Although the increased tear production is small, it is noticeable. Kikusui emphasized that it was a difference in visual appearance that prompted his research in the first place: “If the owners are sensitive, they can recognize it. Initially, my female Standard Poodle got pregnant, and she gave milk to the puppies (meaning higher oxytocin secretion), her eyes were shining, and [her] face became cuter; we recognized it and started this experiment.
The “love hormone” oxytocin causes the production of tears in dogs who are feeling happy.
Oxytocin applied to dogs’ eyes results in more tears than when a control substance of a similar peptide is applied to the eyes. Oxytocin — famously called the “love hormone” — plays a huge role in romantic relationships, the bonding of mothers and babies, and the strong bond between people and dogs.
Oxytocin promotes feelings of love and tranquility. Petting dogs and caring for them increase oxytocin levels in both people and dogs. Nursing also causes the release of oxytocin, which is why Kikusui says it was seeing his dog’s tears while nursing her puppies “that gave [him] the idea that oxytocin might increase tears.”
That oxytocin may be the cause of the tears further supports the idea that dogs are producing more tears in response to their emotions.
People feel more love and compassion toward dogs with misty eyes.
Photos of dogs with artificial tears prompt more desire in humans to take care of them than photos of dogs without those tears. People responded more positively to misty-eyed dogs, which means it makes sense for dogs to produce them. When tears lead to love, nurturing, and possibly steak, the tendency for tears to form in response to the beloved people will increase — that’s just the way evolution works.
Eye contact has already been shown to enhance our relationship. Gazing at one another leads to increased levels of oxytocin, which leads people to take care of dogs. This increases oxytocin levels, and the positive feedback loop continues. This experiment suggests that the extra tears, shown to prompt more loving feelings and the urge to care for the dogs who have such tears, may be the stimulus that leads to increased oxytocin and increased feelings of love in people when they lovingly look at dogs.
Dogs Shed Tears of Joy
“We found that dogs shed tears associated with positive emotions,” Kikusui says. “Their tears might play a role in the deepening of mutual relationships and further leading to interspecies bonding.”
The idea that dogs cry happy tears is new information. Prior to this study, there was no evidence connecting canine tears to feelings. If the thought of your dog’s tears stemming from happy emotions has your eyes glistening even a little, you can thank science for a deeper understanding of true love!
Remember, dogs have more than one emotion.
Boundaries, folks. Boundaries.
Lili Chin’s book Doggie Language illustrates how dogs communicate — beyond ear perks and tail wags.
Animal behaviorist Dr. Karen B. London on how to strengthen your pet-parent bond.
(And your own, while you’re at it.)
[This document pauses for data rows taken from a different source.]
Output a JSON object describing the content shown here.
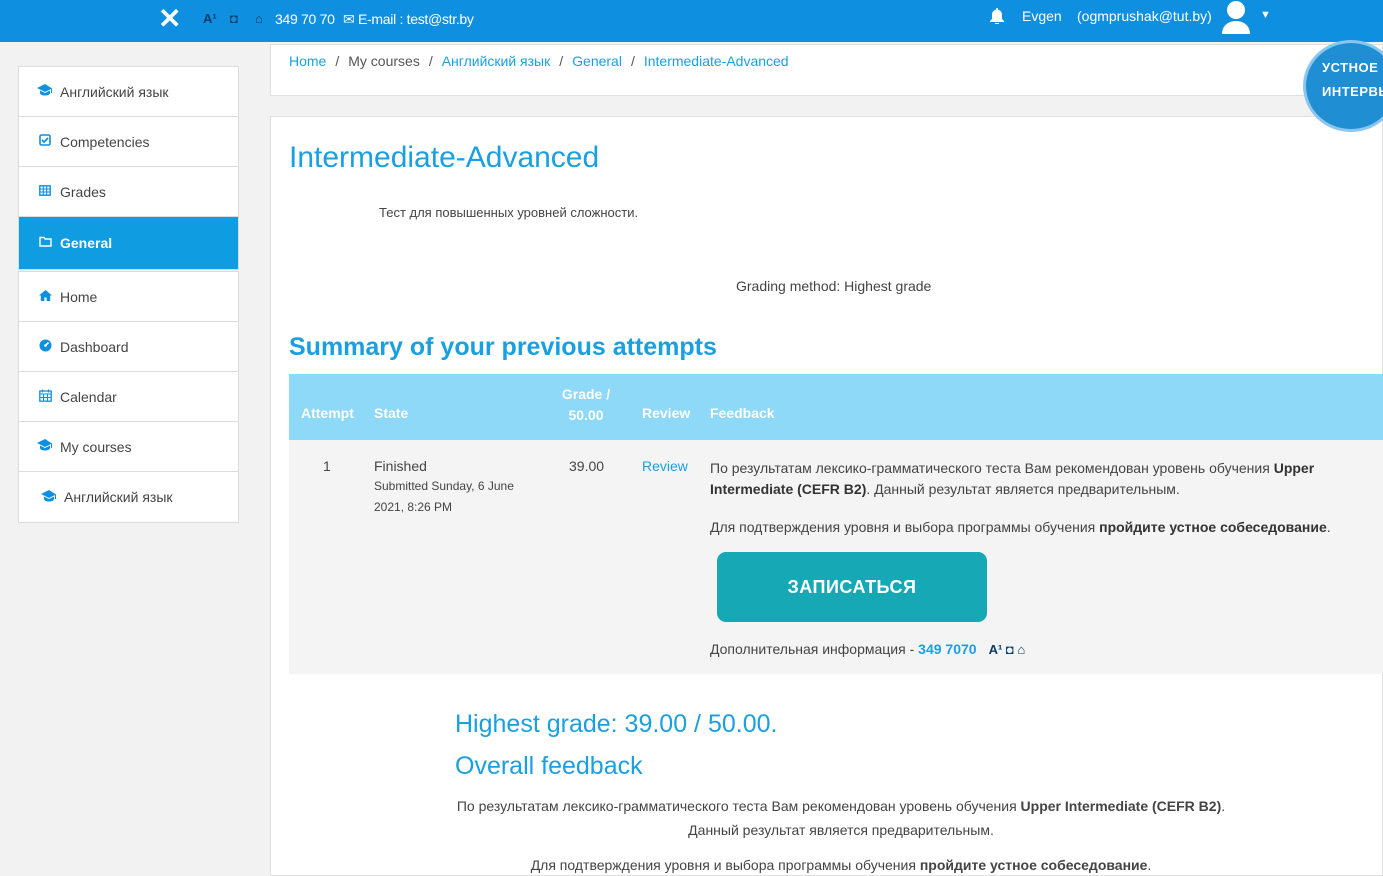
{
  "topbar": {
    "close_icon": "✕",
    "acc_icons": [
      "A¹",
      "◘",
      "⌂"
    ],
    "phone": "349 70 70",
    "email": "✉ E-mail : test@str.by",
    "user_name": "Evgen",
    "user_email": "(ogmprushak@tut.by)"
  },
  "sidebar": {
    "group1": [
      {
        "icon": "graduation-cap-icon",
        "glyph": "🎓",
        "label": "Английский язык"
      },
      {
        "icon": "check-square-icon",
        "glyph": "☑",
        "label": "Competencies"
      },
      {
        "icon": "table-icon",
        "glyph": "▦",
        "label": "Grades"
      },
      {
        "icon": "folder-icon",
        "glyph": "☐",
        "label": "General"
      }
    ],
    "group2": [
      {
        "icon": "home-icon",
        "glyph": "⌂",
        "label": "Home"
      },
      {
        "icon": "dashboard-icon",
        "glyph": "◉",
        "label": "Dashboard"
      },
      {
        "icon": "calendar-icon",
        "glyph": "▦",
        "label": "Calendar"
      },
      {
        "icon": "graduation-cap-icon",
        "glyph": "🎓",
        "label": "My courses"
      },
      {
        "icon": "graduation-cap-icon",
        "glyph": "🎓",
        "label": "Английский язык"
      }
    ]
  },
  "breadcrumb": {
    "home": "Home",
    "my_courses": "My courses",
    "course": "Английский язык",
    "section": "General",
    "current": "Intermediate-Advanced"
  },
  "badge": {
    "line1": "УСТНОЕ",
    "line2": "ИНТЕРВЬЮ"
  },
  "main": {
    "title": "Intermediate-Advanced",
    "intro": "Тест для повышенных уровней сложности.",
    "grading": "Grading method: Highest grade",
    "summary_title": "Summary of your previous attempts"
  },
  "table": {
    "headers": {
      "attempt": "Attempt",
      "state": "State",
      "grade_line1": "Grade /",
      "grade_line2": "50.00",
      "review": "Review",
      "feedback": "Feedback"
    },
    "row": {
      "attempt": "1",
      "state": "Finished",
      "submitted_line1": "Submitted Sunday, 6 June",
      "submitted_line2": "2021, 8:26 PM",
      "grade": "39.00",
      "review": "Review",
      "fb_text1": "По результатам лексико-грамматического теста Вам рекомендован уровень обучения ",
      "fb_bold1": "Upper Intermediate (CEFR B2)",
      "fb_text1b": ". Данный результат является предварительным.",
      "fb_text2": "Для подтверждения уровня и выбора программы обучения ",
      "fb_bold2": "пройдите устное собеседование",
      "fb_text2b": ".",
      "button": "ЗАПИСАТЬСЯ",
      "more_info": "Дополнительная информация - ",
      "more_phone": "349 7070",
      "more_icons": "A¹ ◘ ⌂"
    }
  },
  "results": {
    "highest": "Highest grade: 39.00 / 50.00.",
    "overall": "Overall feedback",
    "ofb_text1": "По результатам лексико-грамматического теста Вам рекомендован уровень обучения ",
    "ofb_bold1": "Upper Intermediate (CEFR B2)",
    "ofb_text1b": ". Данный результат является предварительным.",
    "ofb_text2": "Для подтверждения уровня и выбора программы обучения ",
    "ofb_bold2": "пройдите устное собеседование",
    "ofb_text2b": "."
  }
}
It’s a nice thought.
Karen B. London, PhD, CAAB, CPDT-KA
Karen B. London, Ph.D., is a Certified Applied Animal Behaviorist and Certified Professional Dog Trainer who specializes in working with dogs with serious behavioral issues, including aggression, and has also trained other animals including cats, birds, snakes, and insects. She writes the animal column for the Arizona Daily Sun and is an Adjunct Professor in the Department of Biological Sciences at Northern Arizona University. She is the author of six books about training and behavior, including her most recent, Treat Everyone Like a Dog: How a Dog Trainer’s World View Can Improve Your Life.